- EXERCISE PROMPT
For this exercise, write each entry below out precisely and omit the pictures.
----- PROVIDED DATA -----
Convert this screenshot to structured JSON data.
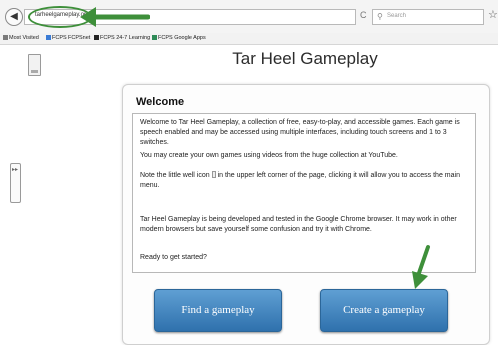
{
  "browser": {
    "url": "tarheelgameplay.org",
    "reload_glyph": "C",
    "search_placeholder": "Search",
    "back_glyph": "◀",
    "star_glyph": "☆",
    "bookmarks": [
      {
        "label": "Most Visited",
        "icon_color": "#7a7a7a"
      },
      {
        "label": "FCPS",
        "icon_color": "#3a7bd5"
      },
      {
        "label": "FCPSnet",
        "icon_color": "#555555"
      },
      {
        "label": "FCPS 24-7 Learning",
        "icon_color": "#222222"
      },
      {
        "label": "FCPS Google Apps",
        "icon_color": "#2e8b57"
      }
    ]
  },
  "site": {
    "title": "Tar Heel Gameplay",
    "side_handle_glyph": "▸▸"
  },
  "welcome": {
    "heading": "Welcome",
    "p1": "Welcome to Tar Heel Gameplay, a collection of free, easy-to-play, and accessible games. Each game is speech enabled and may be accessed using multiple interfaces, including touch screens and 1 to 3 switches.",
    "p2": "You may create your own games using videos from the huge collection at YouTube.",
    "p3_before": "Note the little well icon",
    "p3_after": "in the upper left corner of the page, clicking it will allow you to access the main menu.",
    "p4": "Tar Heel Gameplay is being developed and tested in the Google Chrome browser. It may work in other modern browsers but save yourself some confusion and try it with Chrome.",
    "p5": "Ready to get started?"
  },
  "buttons": {
    "find": "Find a gameplay",
    "create": "Create a gameplay"
  },
  "colors": {
    "annotation_green": "#3e8f3a",
    "button_blue": "#3f80bd"
  }
}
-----
- EXERCISE RESULT
Convert this screenshot to structured JSON data.
{
  "browser": {
    "url": "tarheelgameplay.org",
    "reload_glyph": "C",
    "search_placeholder": "Search",
    "back_glyph": "◀",
    "star_glyph": "☆",
    "bookmarks": [
      {
        "label": "Most Visited",
        "icon_color": "#7a7a7a"
      },
      {
        "label": "FCPS",
        "icon_color": "#3a7bd5"
      },
      {
        "label": "FCPSnet",
        "icon_color": "#555555"
      },
      {
        "label": "FCPS 24-7 Learning",
        "icon_color": "#222222"
      },
      {
        "label": "FCPS Google Apps",
        "icon_color": "#2e8b57"
      }
    ]
  },
  "site": {
    "title": "Tar Heel Gameplay",
    "side_handle_glyph": "▸▸"
  },
  "welcome": {
    "heading": "Welcome",
    "p1": "Welcome to Tar Heel Gameplay, a collection of free, easy-to-play, and accessible games. Each game is speech enabled and may be accessed using multiple interfaces, including touch screens and 1 to 3 switches.",
    "p2": "You may create your own games using videos from the huge collection at YouTube.",
    "p3_before": "Note the little well icon",
    "p3_after": "in the upper left corner of the page, clicking it will allow you to access the main menu.",
    "p4": "Tar Heel Gameplay is being developed and tested in the Google Chrome browser. It may work in other modern browsers but save yourself some confusion and try it with Chrome.",
    "p5": "Ready to get started?"
  },
  "buttons": {
    "find": "Find a gameplay",
    "create": "Create a gameplay"
  },
  "colors": {
    "annotation_green": "#3e8f3a",
    "button_blue": "#3f80bd"
  }
}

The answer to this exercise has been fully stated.